* **PROBLEM REQUIREMENTS**:
Below are some entries; state how many of their lines include the word "name" and give no more than that number.

* **Collection entries**:

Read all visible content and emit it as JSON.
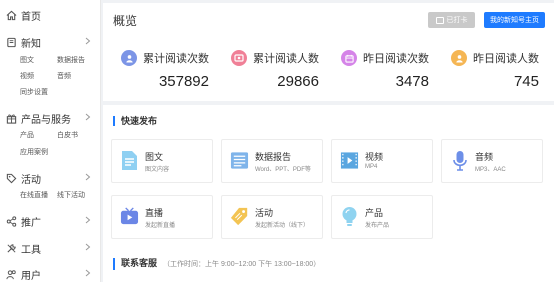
{
  "sidebar": {
    "home": "首页",
    "new": "新知",
    "new_items": [
      "图文",
      "数据报告",
      "视频",
      "音频",
      "同步设置"
    ],
    "products": "产品与服务",
    "product_items": [
      "产品",
      "白皮书",
      "应用案例"
    ],
    "activities": "活动",
    "activity_items": [
      "在线直播",
      "线下活动"
    ],
    "promotion": "推广",
    "tools": "工具",
    "users": "用户"
  },
  "overview": {
    "title": "概览",
    "disabled_button": "已打卡",
    "primary_button": "我的新知号主页",
    "stats": [
      {
        "label": "累计阅读次数",
        "value": "357892",
        "color": "#7c95e6",
        "icon": "person-icon"
      },
      {
        "label": "累计阅读人数",
        "value": "29866",
        "color": "#f08097",
        "icon": "eye-icon"
      },
      {
        "label": "昨日阅读次数",
        "value": "3478",
        "color": "#d584e8",
        "icon": "calendar-icon"
      },
      {
        "label": "昨日阅读人数",
        "value": "745",
        "color": "#f5b654",
        "icon": "person-icon"
      }
    ]
  },
  "quick_publish": {
    "title": "快速发布",
    "tiles": [
      {
        "name": "图文",
        "desc": "图文内容",
        "icon": "document-icon"
      },
      {
        "name": "数据报告",
        "desc": "Word、PPT、PDF等",
        "icon": "report-icon"
      },
      {
        "name": "视频",
        "desc": "MP4",
        "icon": "film-icon"
      },
      {
        "name": "音频",
        "desc": "MP3、AAC",
        "icon": "microphone-icon"
      },
      {
        "name": "直播",
        "desc": "发起新直播",
        "icon": "live-tv-icon"
      },
      {
        "name": "活动",
        "desc": "发起新活动（线下）",
        "icon": "tag-icon"
      },
      {
        "name": "产品",
        "desc": "发布产品",
        "icon": "bulb-icon"
      }
    ]
  },
  "customer_service": {
    "title": "联系客服",
    "hours": "（工作时间：上午 9:00~12:00 下午 13:00~18:00）"
  }
}
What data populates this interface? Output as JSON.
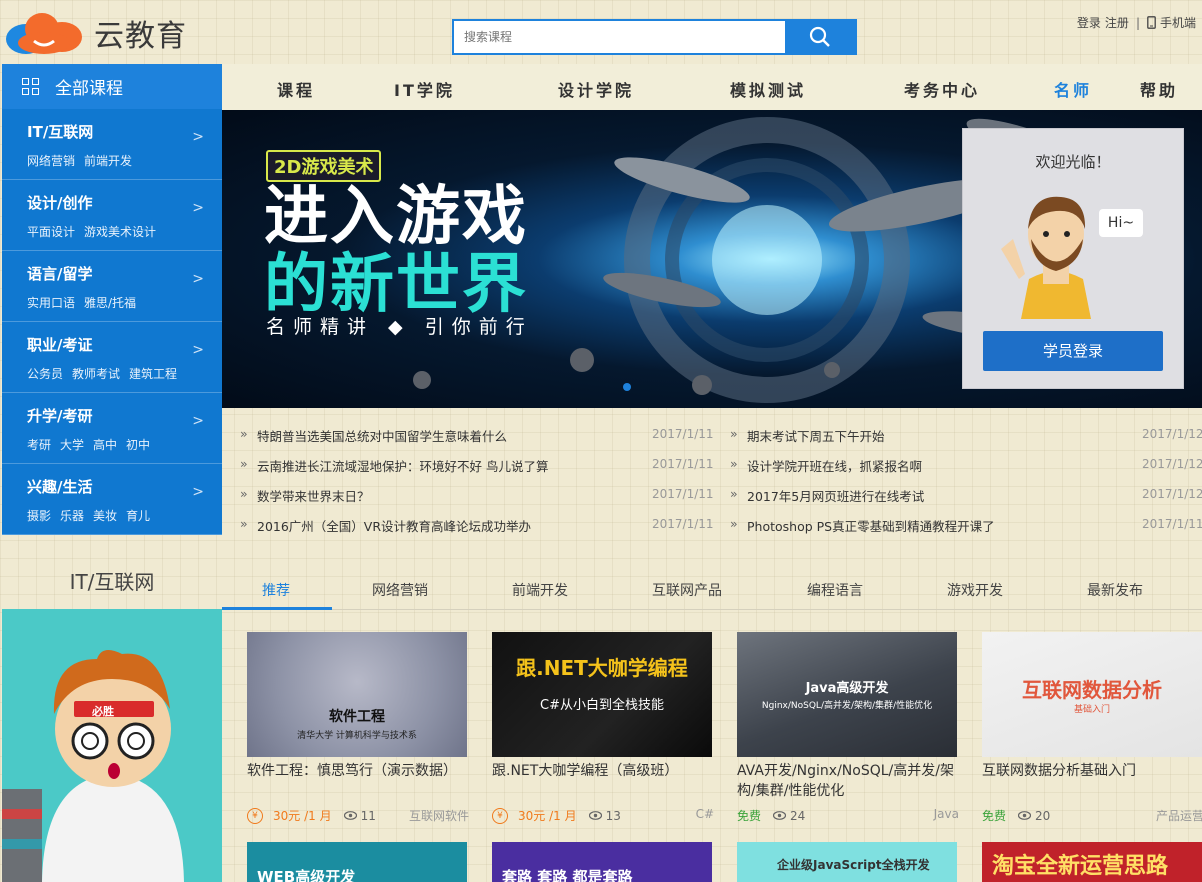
{
  "header": {
    "logo_text": "云教育",
    "search_placeholder": "搜索课程",
    "login": "登录",
    "register": "注册",
    "sep": "|",
    "mobile": "手机端"
  },
  "sidebar": {
    "all_courses": "全部课程",
    "categories": [
      {
        "title": "IT/互联网",
        "subs": [
          "网络营销",
          "前端开发"
        ]
      },
      {
        "title": "设计/创作",
        "subs": [
          "平面设计",
          "游戏美术设计"
        ]
      },
      {
        "title": "语言/留学",
        "subs": [
          "实用口语",
          "雅思/托福"
        ]
      },
      {
        "title": "职业/考证",
        "subs": [
          "公务员",
          "教师考试",
          "建筑工程"
        ]
      },
      {
        "title": "升学/考研",
        "subs": [
          "考研",
          "大学",
          "高中",
          "初中"
        ]
      },
      {
        "title": "兴趣/生活",
        "subs": [
          "摄影",
          "乐器",
          "美妆",
          "育儿"
        ]
      }
    ],
    "arrow": ">"
  },
  "nav": {
    "items": [
      "课程",
      "IT学院",
      "设计学院",
      "模拟测试",
      "考务中心",
      "名师",
      "帮助"
    ],
    "active_index": 5
  },
  "banner": {
    "tag": "2D游戏美术",
    "line1": "进入游戏",
    "line2": "的新世界",
    "slogan": "名师精讲 ◆ 引你前行"
  },
  "login_card": {
    "welcome": "欢迎光临！",
    "bubble": "Hi~",
    "button": "学员登录"
  },
  "news": {
    "bullet": "»",
    "left": [
      {
        "text": "特朗普当选美国总统对中国留学生意味着什么",
        "date": "2017/1/11"
      },
      {
        "text": "云南推进长江流域湿地保护：环境好不好 鸟儿说了算",
        "date": "2017/1/11"
      },
      {
        "text": "数学带来世界末日？",
        "date": "2017/1/11"
      },
      {
        "text": "2016广州（全国）VR设计教育高峰论坛成功举办",
        "date": "2017/1/11"
      }
    ],
    "right": [
      {
        "text": "期末考试下周五下午开始",
        "date": "2017/1/12"
      },
      {
        "text": "设计学院开班在线，抓紧报名啊",
        "date": "2017/1/12"
      },
      {
        "text": "2017年5月网页班进行在线考试",
        "date": "2017/1/12"
      },
      {
        "text": "Photoshop PS真正零基础到精通教程开课了",
        "date": "2017/1/11"
      }
    ]
  },
  "section": {
    "title": "IT/互联网",
    "tabs": [
      "推荐",
      "网络营销",
      "前端开发",
      "互联网产品",
      "编程语言",
      "游戏开发",
      "最新发布"
    ],
    "active_tab": 0,
    "promo_badge": "必胜"
  },
  "courses": [
    {
      "title": "软件工程：慎思笃行（演示数据）",
      "price": "30元 /1 月",
      "views": "11",
      "category": "互联网软件",
      "image_title": "软件工程",
      "image_sub": "清华大学 计算机科学与技术系",
      "paid": true
    },
    {
      "title": "跟.NET大咖学编程（高级班）",
      "price": "30元 /1 月",
      "views": "13",
      "category": "C#",
      "image_title": "跟.NET大咖学编程",
      "image_sub": "C#从小白到全栈技能",
      "paid": true
    },
    {
      "title": "AVA开发/Nginx/NoSQL/高并发/架构/集群/性能优化",
      "price": "免费",
      "views": "24",
      "category": "Java",
      "image_title": "Java高级开发",
      "image_sub": "Nginx/NoSQL/高并发/架构/集群/性能优化",
      "paid": false
    },
    {
      "title": "互联网数据分析基础入门",
      "price": "免费",
      "views": "20",
      "category": "产品运营",
      "image_title": "互联网数据分析",
      "image_sub": "基础入门",
      "paid": false
    }
  ],
  "bottom_cards": [
    {
      "text": "WEB高级开发"
    },
    {
      "text": "套路 套路 都是套路"
    },
    {
      "text": "企业级JavaScript全栈开发"
    },
    {
      "text": "淘宝全新运营思路"
    }
  ],
  "colors": {
    "accent": "#1e82dc",
    "sidebar": "#1078d0",
    "price": "#f07a1c",
    "free": "#3aa33a"
  }
}
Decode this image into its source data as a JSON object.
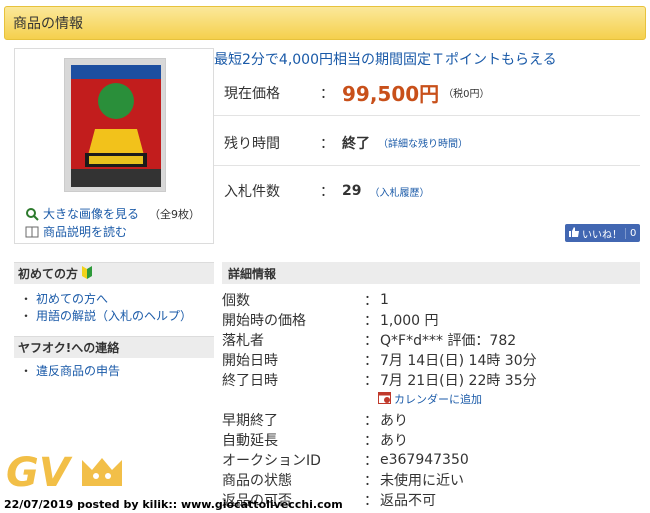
{
  "header": {
    "title": "商品の情報"
  },
  "image_panel": {
    "enlarge_link": "大きな画像を見る",
    "image_count": "（全9枚）",
    "description_link": "商品説明を読む"
  },
  "promo": "最短2分で4,000円相当の期間固定Ｔポイントもらえる",
  "price_row": {
    "label": "現在価格",
    "colon": "：",
    "price": "99,500円",
    "tax": "（税0円）"
  },
  "time_row": {
    "label": "残り時間",
    "colon": "：",
    "value": "終了",
    "link": "（詳細な残り時間）"
  },
  "bids_row": {
    "label": "入札件数",
    "colon": "：",
    "value": "29",
    "link": "（入札履歴）"
  },
  "like_button": {
    "label": "いいね！",
    "count": "0"
  },
  "sidebar": {
    "beginners": {
      "title": "初めての方",
      "links": [
        {
          "label": "初めての方へ"
        },
        {
          "label": "用語の解説（入札のヘルプ）"
        }
      ]
    },
    "contact": {
      "title": "ヤフオク!への連絡",
      "links": [
        {
          "label": "違反商品の申告"
        }
      ]
    }
  },
  "details": {
    "title": "詳細情報",
    "rows": [
      {
        "label": "個数",
        "value": "1"
      },
      {
        "label": "開始時の価格",
        "value": "1,000 円"
      },
      {
        "label": "落札者",
        "value": "Q*F*d*** 評価：782"
      },
      {
        "label": "開始日時",
        "value": "7月 14日(日) 14時 30分"
      },
      {
        "label": "終了日時",
        "value": "7月 21日(日) 22時 35分"
      },
      {
        "label": "早期終了",
        "value": "あり"
      },
      {
        "label": "自動延長",
        "value": "あり"
      },
      {
        "label": "オークションID",
        "value": "e367947350"
      },
      {
        "label": "商品の状態",
        "value": "未使用に近い"
      },
      {
        "label": "返品の可否",
        "value": "返品不可"
      }
    ],
    "colon": "：",
    "calendar_link": "カレンダーに追加"
  },
  "watermark": {
    "logo_text": "GV"
  },
  "credit": "22/07/2019 posted by kilik:: www.giocattolivecchi.com",
  "colors": {
    "accent_price": "#c8501a",
    "link": "#1a5aa8",
    "header_bg": "#f5d04d"
  }
}
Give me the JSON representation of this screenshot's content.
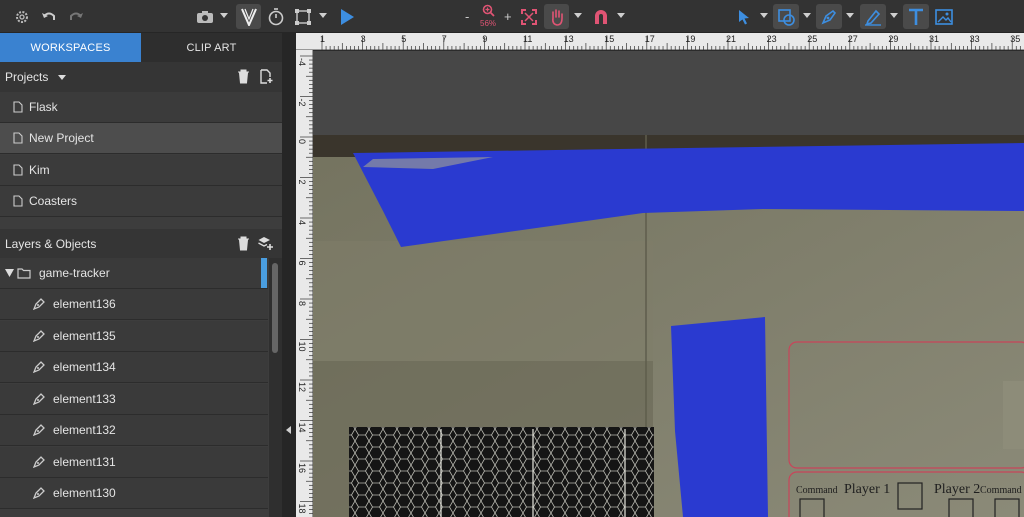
{
  "toolbar": {
    "zoom_minus": "-",
    "zoom_plus": "+",
    "zoom_level": "56%",
    "accent_color": "#e05474",
    "icons": [
      "gear-icon",
      "undo-icon",
      "redo-icon",
      "camera-icon",
      "vector-v-icon",
      "timer-icon",
      "selection-box-icon",
      "play-icon",
      "zoom-icon",
      "fit-screen-icon",
      "hand-icon",
      "magnet-icon",
      "pointer-icon",
      "shape-icon",
      "pen-icon",
      "pen-edit-icon",
      "text-icon",
      "image-icon"
    ]
  },
  "tabs": {
    "workspaces": "WORKSPACES",
    "clip_art": "CLIP ART"
  },
  "projects": {
    "title": "Projects",
    "items": [
      "Flask",
      "New Project",
      "Kim",
      "Coasters"
    ],
    "selected": "New Project"
  },
  "layers": {
    "title": "Layers & Objects",
    "group": "game-tracker",
    "items": [
      "element136",
      "element135",
      "element134",
      "element133",
      "element132",
      "element131",
      "element130"
    ]
  },
  "ruler": {
    "top_ticks": [
      "1",
      "3",
      "5",
      "7",
      "9",
      "11",
      "13",
      "15",
      "17",
      "19",
      "21",
      "23",
      "25",
      "27",
      "29",
      "31",
      "33",
      "35"
    ],
    "left_ticks": [
      "-4",
      "-2",
      "0",
      "2",
      "4",
      "6",
      "8",
      "10",
      "12",
      "14",
      "16",
      "18"
    ]
  },
  "canvas": {
    "board_labels": [
      "Command",
      "Player 1",
      "Player 2",
      "Command"
    ]
  },
  "colors": {
    "tab_active": "#3a82d0",
    "tape_blue": "#2a3ad0",
    "board_outline": "#c8455a"
  }
}
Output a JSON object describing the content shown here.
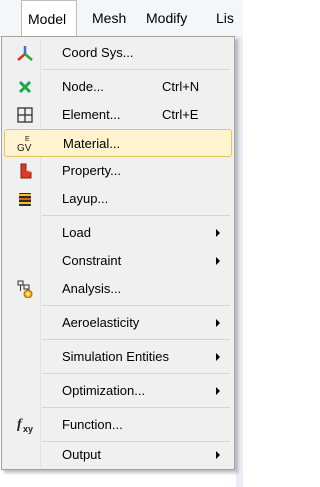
{
  "menubar": {
    "items": [
      "Model",
      "Mesh",
      "Modify",
      "Lis"
    ]
  },
  "menu": {
    "items": [
      {
        "label": "Coord Sys...",
        "shortcut": "",
        "icon": "coord-sys-icon",
        "submenu": false
      },
      {
        "label": "Node...",
        "shortcut": "Ctrl+N",
        "icon": "node-icon",
        "submenu": false
      },
      {
        "label": "Element...",
        "shortcut": "Ctrl+E",
        "icon": "element-icon",
        "submenu": false
      },
      {
        "label": "Material...",
        "shortcut": "",
        "icon": "material-icon",
        "submenu": false,
        "highlighted": true
      },
      {
        "label": "Property...",
        "shortcut": "",
        "icon": "property-icon",
        "submenu": false
      },
      {
        "label": "Layup...",
        "shortcut": "",
        "icon": "layup-icon",
        "submenu": false
      },
      {
        "label": "Load",
        "shortcut": "",
        "icon": "",
        "submenu": true
      },
      {
        "label": "Constraint",
        "shortcut": "",
        "icon": "",
        "submenu": true
      },
      {
        "label": "Analysis...",
        "shortcut": "",
        "icon": "analysis-icon",
        "submenu": false
      },
      {
        "label": "Aeroelasticity",
        "shortcut": "",
        "icon": "",
        "submenu": true
      },
      {
        "label": "Simulation Entities",
        "shortcut": "",
        "icon": "",
        "submenu": true
      },
      {
        "label": "Optimization...",
        "shortcut": "",
        "icon": "",
        "submenu": true
      },
      {
        "label": "Function...",
        "shortcut": "",
        "icon": "function-icon",
        "submenu": false
      },
      {
        "label": "Output",
        "shortcut": "",
        "icon": "",
        "submenu": true
      }
    ]
  },
  "icons": {
    "material_glyph_top": "E",
    "material_glyph_bottom": "GV",
    "function_glyph": "f",
    "function_sub": "xy"
  },
  "colors": {
    "highlight_bg": "#fff4cf",
    "highlight_border": "#e5c365",
    "menu_bg": "#f0f0f0"
  }
}
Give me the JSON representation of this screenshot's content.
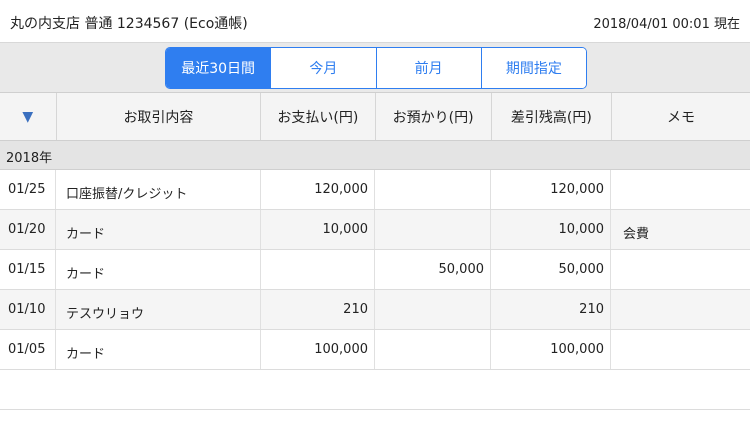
{
  "header": {
    "account": "丸の内支店 普通 1234567 (Eco通帳)",
    "timestamp": "2018/04/01 00:01 現在"
  },
  "period_tabs": [
    {
      "label": "最近30日間",
      "active": true
    },
    {
      "label": "今月",
      "active": false
    },
    {
      "label": "前月",
      "active": false
    },
    {
      "label": "期間指定",
      "active": false
    }
  ],
  "table": {
    "sort_icon": "▼",
    "columns": [
      "お取引内容",
      "お支払い(円)",
      "お預かり(円)",
      "差引残高(円)",
      "メモ"
    ],
    "year_label": "2018年",
    "rows": [
      {
        "date": "01/25",
        "desc": "口座振替/クレジット",
        "payment": "120,000",
        "deposit": "",
        "balance": "120,000",
        "memo": ""
      },
      {
        "date": "01/20",
        "desc": "カード",
        "payment": "10,000",
        "deposit": "",
        "balance": "10,000",
        "memo": "会費"
      },
      {
        "date": "01/15",
        "desc": "カード",
        "payment": "",
        "deposit": "50,000",
        "balance": "50,000",
        "memo": ""
      },
      {
        "date": "01/10",
        "desc": "テスウリョウ",
        "payment": "210",
        "deposit": "",
        "balance": "210",
        "memo": ""
      },
      {
        "date": "01/05",
        "desc": "カード",
        "payment": "100,000",
        "deposit": "",
        "balance": "100,000",
        "memo": ""
      }
    ]
  },
  "colors": {
    "accent": "#2f7ef0",
    "sort_icon": "#3a6fbf"
  }
}
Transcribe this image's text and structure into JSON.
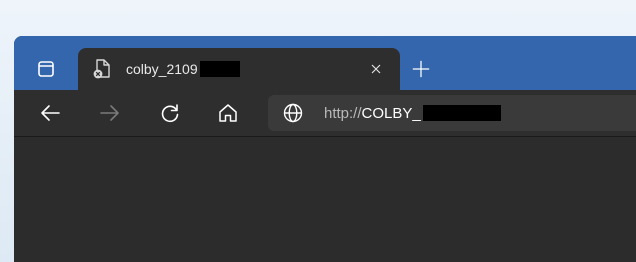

* **TASK RESPONSE**:
7